What I find elusive is this polite society's fevered need to stomp down any finger-pointing in the direction of certain sections of society.
If one were to take a look at their irrational phobia of discussion concerning these sensitive topics it would appear that this brand of furiousness at the very mention of something disagreeable is nothing but an outward veneer to fend off further pointed & valid accusations. It's weak weaponry. It shows you're on tenuous ground. It almost always indicates that you're defending the indefensible. That you're arguments are at best propped up by popular sentiments and not by objective observations. That anything found objectionable by the educated segments of a society is necessarily odious despite the facts.
'Valid accusations'? You gave an example of one person being obnoxious and used it to condemn all others of the same origin.
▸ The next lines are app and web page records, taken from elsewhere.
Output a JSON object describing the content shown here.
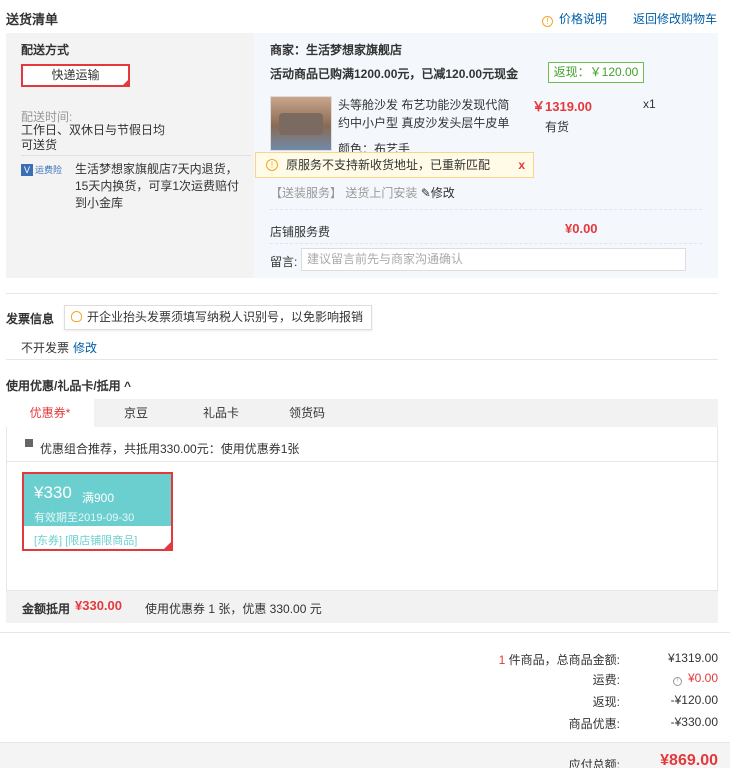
{
  "header": {
    "title": "送货清单",
    "price_explain": "价格说明",
    "back_cart": "返回修改购物车"
  },
  "shipping": {
    "label": "配送方式",
    "method": "快递运输",
    "time_label": "配送时间:",
    "time_value_1": "工作日、双休日与节假日均",
    "time_value_2": "可送货",
    "insurance_badge": "运费险",
    "note": "生活梦想家旗舰店7天内退货，15天内换货，可享1次运费赔付到小金库"
  },
  "shop": {
    "merchant": "商家：生活梦想家旗舰店",
    "promo": "活动商品已购满1200.00元，已减120.00元现金",
    "rebate_tag": "返现：￥120.00",
    "product": {
      "name": "头等舱沙发 布艺功能沙发现代简约中小户型 真皮沙发头层牛皮单",
      "price": "￥1319.00",
      "qty": "x1",
      "stock": "有货",
      "color": "颜色：布艺手"
    },
    "tip": "原服务不支持新收货地址，已重新匹配",
    "tip_close": "x",
    "install": "【送装服务】 送货上门安装",
    "install_edit": "修改",
    "service_fee_label": "店铺服务费",
    "service_fee": "¥0.00",
    "message_label": "留言:",
    "message_placeholder": "建议留言前先与商家沟通确认"
  },
  "invoice": {
    "title": "发票信息",
    "tip": "开企业抬头发票须填写纳税人识别号，以免影响报销",
    "value": "不开发票",
    "edit": "修改"
  },
  "coupon": {
    "title": "使用优惠/礼品卡/抵用 ^",
    "tabs": [
      "优惠券*",
      "京豆",
      "礼品卡",
      "领货码"
    ],
    "recommend": "优惠组合推荐，共抵用330.00元：使用优惠券1张",
    "card": {
      "amount": "¥330",
      "condition": "满900",
      "expiry": "有效期至2019-09-30",
      "tags": "[东券] [限店铺限商品]"
    },
    "sum_label": "金额抵用",
    "sum_value": "¥330.00",
    "sum_desc": "使用优惠券 1 张，优惠 330.00 元"
  },
  "totals": {
    "count_num": "1",
    "count_text": " 件商品，总商品金额:",
    "goods": "¥1319.00",
    "ship_label": "运费:",
    "ship": "¥0.00",
    "rebate_label": "返现:",
    "rebate": "-¥120.00",
    "discount_label": "商品优惠:",
    "discount": "-¥330.00",
    "pay_label": "应付总额:",
    "pay": "¥869.00"
  },
  "colors": {
    "accent": "#e4393c",
    "link": "#005ea7",
    "coupon": "#6ccfcf",
    "rebate_green": "#3fa12b"
  }
}
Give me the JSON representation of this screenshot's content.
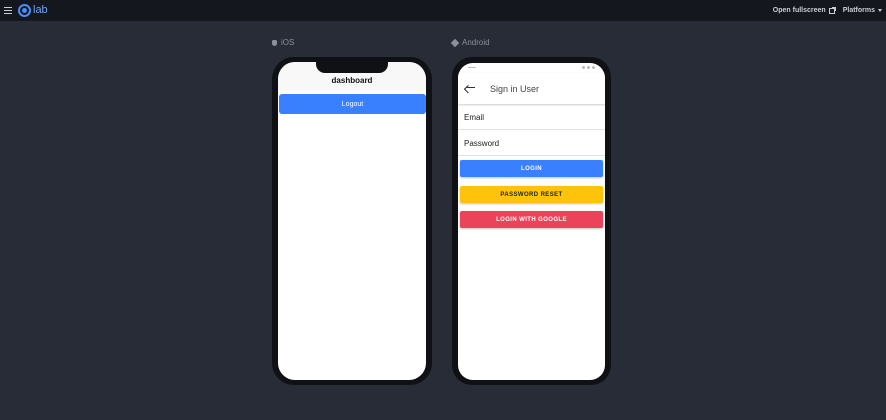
{
  "topbar": {
    "logo_text": "lab",
    "open_fullscreen": "Open fullscreen",
    "platforms": "Platforms",
    "icons": [
      "menu-icon",
      "external-link-icon",
      "chevron-down-icon"
    ]
  },
  "platforms": {
    "ios_label": "iOS",
    "android_label": "Android"
  },
  "ios": {
    "title": "dashboard",
    "logout_label": "Logout",
    "accent": "#3880ff"
  },
  "android": {
    "title": "Sign in User",
    "email_placeholder": "Email",
    "password_placeholder": "Password",
    "login_label": "LOGIN",
    "reset_label": "PASSWORD RESET",
    "google_label": "LOGIN WITH GOOGLE",
    "colors": {
      "login": "#3880ff",
      "reset": "#ffc409",
      "google": "#eb445a"
    }
  }
}
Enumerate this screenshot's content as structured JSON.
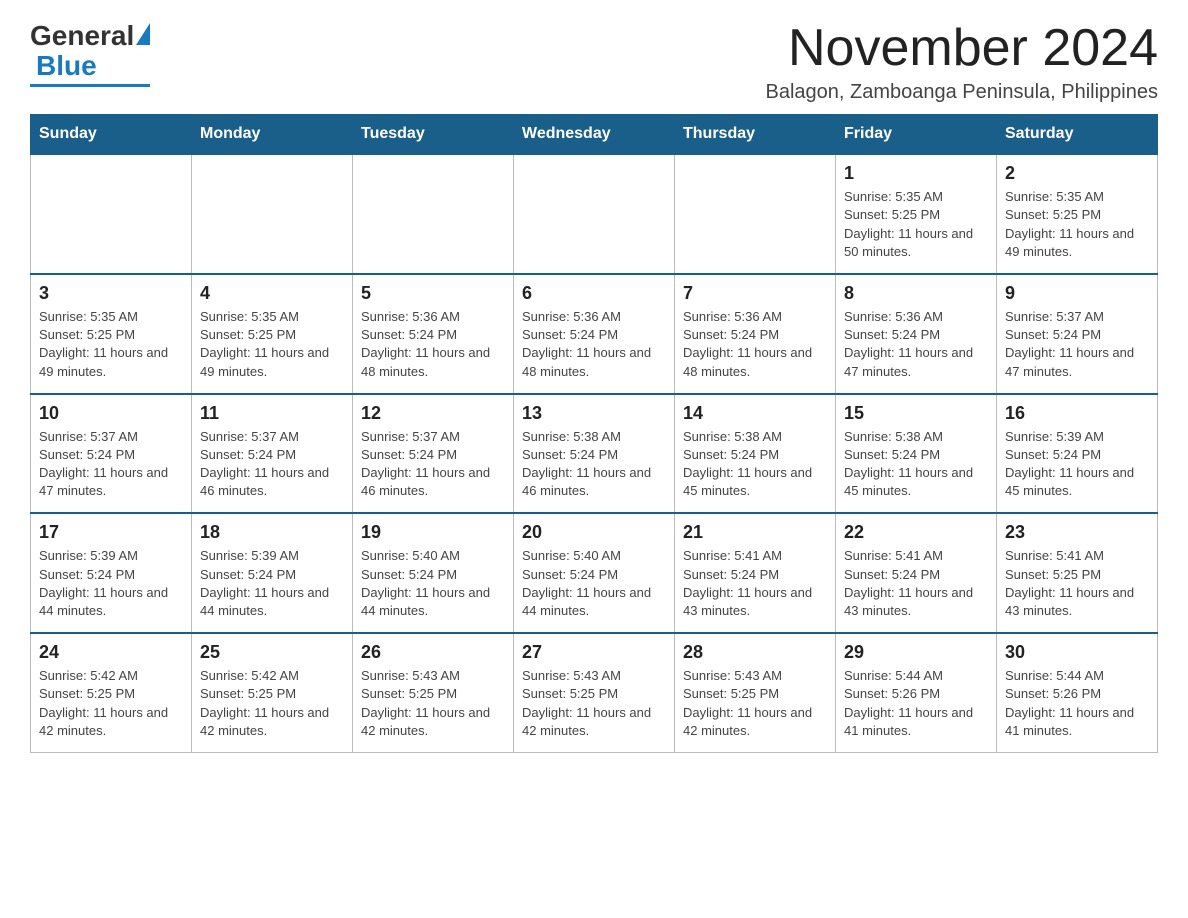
{
  "logo": {
    "general": "General",
    "blue": "Blue"
  },
  "header": {
    "month_year": "November 2024",
    "location": "Balagon, Zamboanga Peninsula, Philippines"
  },
  "days_of_week": [
    "Sunday",
    "Monday",
    "Tuesday",
    "Wednesday",
    "Thursday",
    "Friday",
    "Saturday"
  ],
  "weeks": [
    [
      {
        "day": "",
        "info": ""
      },
      {
        "day": "",
        "info": ""
      },
      {
        "day": "",
        "info": ""
      },
      {
        "day": "",
        "info": ""
      },
      {
        "day": "",
        "info": ""
      },
      {
        "day": "1",
        "info": "Sunrise: 5:35 AM\nSunset: 5:25 PM\nDaylight: 11 hours and 50 minutes."
      },
      {
        "day": "2",
        "info": "Sunrise: 5:35 AM\nSunset: 5:25 PM\nDaylight: 11 hours and 49 minutes."
      }
    ],
    [
      {
        "day": "3",
        "info": "Sunrise: 5:35 AM\nSunset: 5:25 PM\nDaylight: 11 hours and 49 minutes."
      },
      {
        "day": "4",
        "info": "Sunrise: 5:35 AM\nSunset: 5:25 PM\nDaylight: 11 hours and 49 minutes."
      },
      {
        "day": "5",
        "info": "Sunrise: 5:36 AM\nSunset: 5:24 PM\nDaylight: 11 hours and 48 minutes."
      },
      {
        "day": "6",
        "info": "Sunrise: 5:36 AM\nSunset: 5:24 PM\nDaylight: 11 hours and 48 minutes."
      },
      {
        "day": "7",
        "info": "Sunrise: 5:36 AM\nSunset: 5:24 PM\nDaylight: 11 hours and 48 minutes."
      },
      {
        "day": "8",
        "info": "Sunrise: 5:36 AM\nSunset: 5:24 PM\nDaylight: 11 hours and 47 minutes."
      },
      {
        "day": "9",
        "info": "Sunrise: 5:37 AM\nSunset: 5:24 PM\nDaylight: 11 hours and 47 minutes."
      }
    ],
    [
      {
        "day": "10",
        "info": "Sunrise: 5:37 AM\nSunset: 5:24 PM\nDaylight: 11 hours and 47 minutes."
      },
      {
        "day": "11",
        "info": "Sunrise: 5:37 AM\nSunset: 5:24 PM\nDaylight: 11 hours and 46 minutes."
      },
      {
        "day": "12",
        "info": "Sunrise: 5:37 AM\nSunset: 5:24 PM\nDaylight: 11 hours and 46 minutes."
      },
      {
        "day": "13",
        "info": "Sunrise: 5:38 AM\nSunset: 5:24 PM\nDaylight: 11 hours and 46 minutes."
      },
      {
        "day": "14",
        "info": "Sunrise: 5:38 AM\nSunset: 5:24 PM\nDaylight: 11 hours and 45 minutes."
      },
      {
        "day": "15",
        "info": "Sunrise: 5:38 AM\nSunset: 5:24 PM\nDaylight: 11 hours and 45 minutes."
      },
      {
        "day": "16",
        "info": "Sunrise: 5:39 AM\nSunset: 5:24 PM\nDaylight: 11 hours and 45 minutes."
      }
    ],
    [
      {
        "day": "17",
        "info": "Sunrise: 5:39 AM\nSunset: 5:24 PM\nDaylight: 11 hours and 44 minutes."
      },
      {
        "day": "18",
        "info": "Sunrise: 5:39 AM\nSunset: 5:24 PM\nDaylight: 11 hours and 44 minutes."
      },
      {
        "day": "19",
        "info": "Sunrise: 5:40 AM\nSunset: 5:24 PM\nDaylight: 11 hours and 44 minutes."
      },
      {
        "day": "20",
        "info": "Sunrise: 5:40 AM\nSunset: 5:24 PM\nDaylight: 11 hours and 44 minutes."
      },
      {
        "day": "21",
        "info": "Sunrise: 5:41 AM\nSunset: 5:24 PM\nDaylight: 11 hours and 43 minutes."
      },
      {
        "day": "22",
        "info": "Sunrise: 5:41 AM\nSunset: 5:24 PM\nDaylight: 11 hours and 43 minutes."
      },
      {
        "day": "23",
        "info": "Sunrise: 5:41 AM\nSunset: 5:25 PM\nDaylight: 11 hours and 43 minutes."
      }
    ],
    [
      {
        "day": "24",
        "info": "Sunrise: 5:42 AM\nSunset: 5:25 PM\nDaylight: 11 hours and 42 minutes."
      },
      {
        "day": "25",
        "info": "Sunrise: 5:42 AM\nSunset: 5:25 PM\nDaylight: 11 hours and 42 minutes."
      },
      {
        "day": "26",
        "info": "Sunrise: 5:43 AM\nSunset: 5:25 PM\nDaylight: 11 hours and 42 minutes."
      },
      {
        "day": "27",
        "info": "Sunrise: 5:43 AM\nSunset: 5:25 PM\nDaylight: 11 hours and 42 minutes."
      },
      {
        "day": "28",
        "info": "Sunrise: 5:43 AM\nSunset: 5:25 PM\nDaylight: 11 hours and 42 minutes."
      },
      {
        "day": "29",
        "info": "Sunrise: 5:44 AM\nSunset: 5:26 PM\nDaylight: 11 hours and 41 minutes."
      },
      {
        "day": "30",
        "info": "Sunrise: 5:44 AM\nSunset: 5:26 PM\nDaylight: 11 hours and 41 minutes."
      }
    ]
  ]
}
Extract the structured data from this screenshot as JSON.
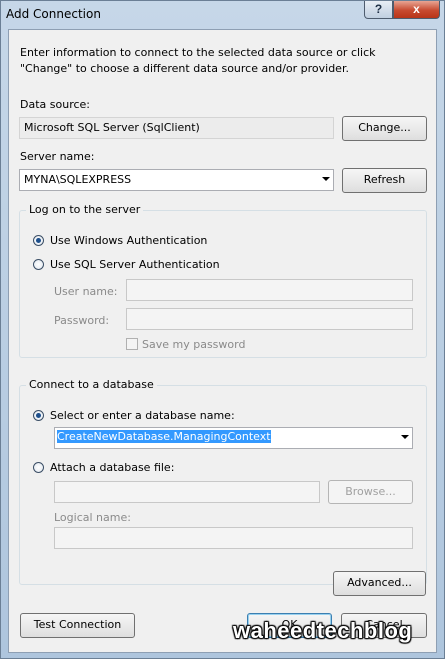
{
  "window": {
    "title": "Add Connection",
    "help_glyph": "?",
    "close_glyph": "x",
    "intro_text": "Enter information to connect to the selected data source or click \"Change\" to choose a different data source and/or provider."
  },
  "data_source": {
    "label": "Data source:",
    "value": "Microsoft SQL Server (SqlClient)",
    "change_button": "Change..."
  },
  "server": {
    "label": "Server name:",
    "value": "MYNA\\SQLEXPRESS",
    "refresh_button": "Refresh"
  },
  "logon": {
    "group_title": "Log on to the server",
    "windows_auth": "Use Windows Authentication",
    "sql_auth": "Use SQL Server Authentication",
    "user_name_label": "User name:",
    "password_label": "Password:",
    "save_password": "Save my password"
  },
  "database": {
    "group_title": "Connect to a database",
    "select_label": "Select or enter a database name:",
    "select_value": "CreateNewDatabase.ManagingContext",
    "attach_label": "Attach a database file:",
    "browse_button": "Browse...",
    "logical_name_label": "Logical name:"
  },
  "buttons": {
    "advanced": "Advanced...",
    "test_connection": "Test Connection",
    "ok": "OK",
    "cancel": "Cancel"
  },
  "watermark": "waheedtechblog"
}
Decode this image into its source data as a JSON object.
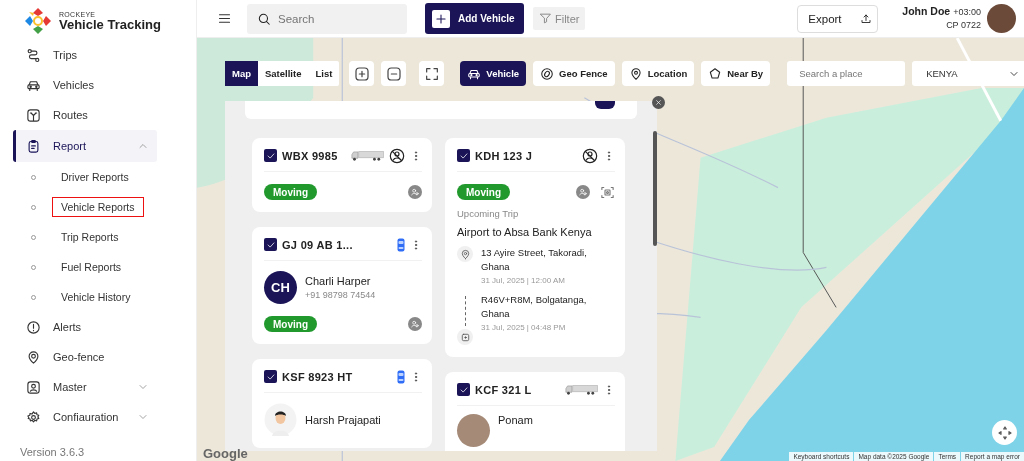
{
  "brand": {
    "company": "ROCKEYE",
    "product": "Vehicle Tracking"
  },
  "sidebar": {
    "items": [
      {
        "kind": "link",
        "label": "Trips",
        "selected": false
      },
      {
        "kind": "link",
        "label": "Vehicles",
        "selected": false
      },
      {
        "kind": "link",
        "label": "Routes",
        "selected": false
      },
      {
        "kind": "group",
        "label": "Report",
        "selected": true,
        "expanded": true,
        "children": [
          {
            "label": "Driver Reports",
            "selected": false
          },
          {
            "label": "Vehicle Reports",
            "selected": true
          },
          {
            "label": "Trip Reports",
            "selected": false
          },
          {
            "label": "Fuel Reports",
            "selected": false
          },
          {
            "label": "Vehicle History",
            "selected": false
          }
        ]
      },
      {
        "kind": "link",
        "label": "Alerts",
        "selected": false
      },
      {
        "kind": "link",
        "label": "Geo-fence",
        "selected": false
      },
      {
        "kind": "group",
        "label": "Master",
        "selected": false,
        "expanded": false
      },
      {
        "kind": "group",
        "label": "Confiauration",
        "selected": false,
        "expanded": false
      }
    ],
    "version": "Version 3.6.3"
  },
  "header": {
    "search": {
      "placeholder": "Search"
    },
    "add_button": "Add Vehicle",
    "filter_button": "Filter",
    "export_button": "Export",
    "user": {
      "name": "John Doe",
      "timezone": "+03:00",
      "code": "CP 0722"
    }
  },
  "map": {
    "view_tabs": [
      {
        "label": "Map",
        "selected": true
      },
      {
        "label": "Satellite",
        "selected": false
      },
      {
        "label": "List",
        "selected": false
      }
    ],
    "layers": [
      {
        "label": "Vehicle",
        "selected": true
      },
      {
        "label": "Geo Fence",
        "selected": false
      },
      {
        "label": "Location",
        "selected": false
      },
      {
        "label": "Near By",
        "selected": false
      }
    ],
    "place_search": {
      "placeholder": "Search a place"
    },
    "country": {
      "value": "KENYA"
    },
    "logo": "Google",
    "attribution": [
      "Keyboard shortcuts",
      "Map data ©2025 Google",
      "Terms",
      "Report a map error"
    ]
  },
  "vehicle_panel": {
    "navigate_toggle": {
      "on": true
    },
    "columns": [
      [
        {
          "plate": "WBX 9985",
          "checked": true,
          "kind": "truck",
          "unassigned": true,
          "status": "Moving"
        },
        {
          "plate": "GJ 09 AB 1...",
          "checked": true,
          "kind": "car",
          "unassigned": false,
          "driver": {
            "kind": "initials",
            "initials": "CH",
            "name": "Charli Harper",
            "phone": "+91 98798 74544"
          },
          "status": "Moving"
        },
        {
          "plate": "KSF 8923 HT",
          "checked": true,
          "kind": "car",
          "unassigned": false,
          "driver": {
            "kind": "silhouette",
            "name": "Harsh Prajapati"
          }
        }
      ],
      [
        {
          "plate": "KDH 123 J",
          "checked": true,
          "kind": "none",
          "unassigned": true,
          "status": "Moving",
          "trip": {
            "heading": "Upcoming Trip",
            "title": "Airport to Absa Bank Kenya",
            "stops": [
              {
                "kind": "pickup",
                "address": "13 Ayire Street, Takoradi, Ghana",
                "time": "31 Jul, 2025 | 12:00 AM"
              },
              {
                "kind": "drop",
                "address": "R46V+R8M, Bolgatanga, Ghana",
                "time": "31 Jul, 2025 | 04:48 PM"
              }
            ]
          }
        },
        {
          "plate": "KCF 321 L",
          "checked": true,
          "kind": "truck",
          "unassigned": false,
          "driver": {
            "kind": "photo",
            "name": "Ponam"
          }
        }
      ]
    ]
  }
}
It is profoundly unscientific and illogical to build an argument the way you have.
Essentially you are admitting that you are racist and tired of being dismissed as such. You mention that our points are baseless and ignore tangible facts (which you have by the way failed to provide) and I'd like to bring to your attention that this is basically what racists are commonly accused of.
I would like you to understand that when in doubt and facing two choices one should always prefer what favours human beings over any sort of ideology or other minor consideration; no matter the price (I mean it this way).
But I find your way of reversing things funny and will dismiss you as being a troll and wish you good luck on your road. It's certainly a difficult one.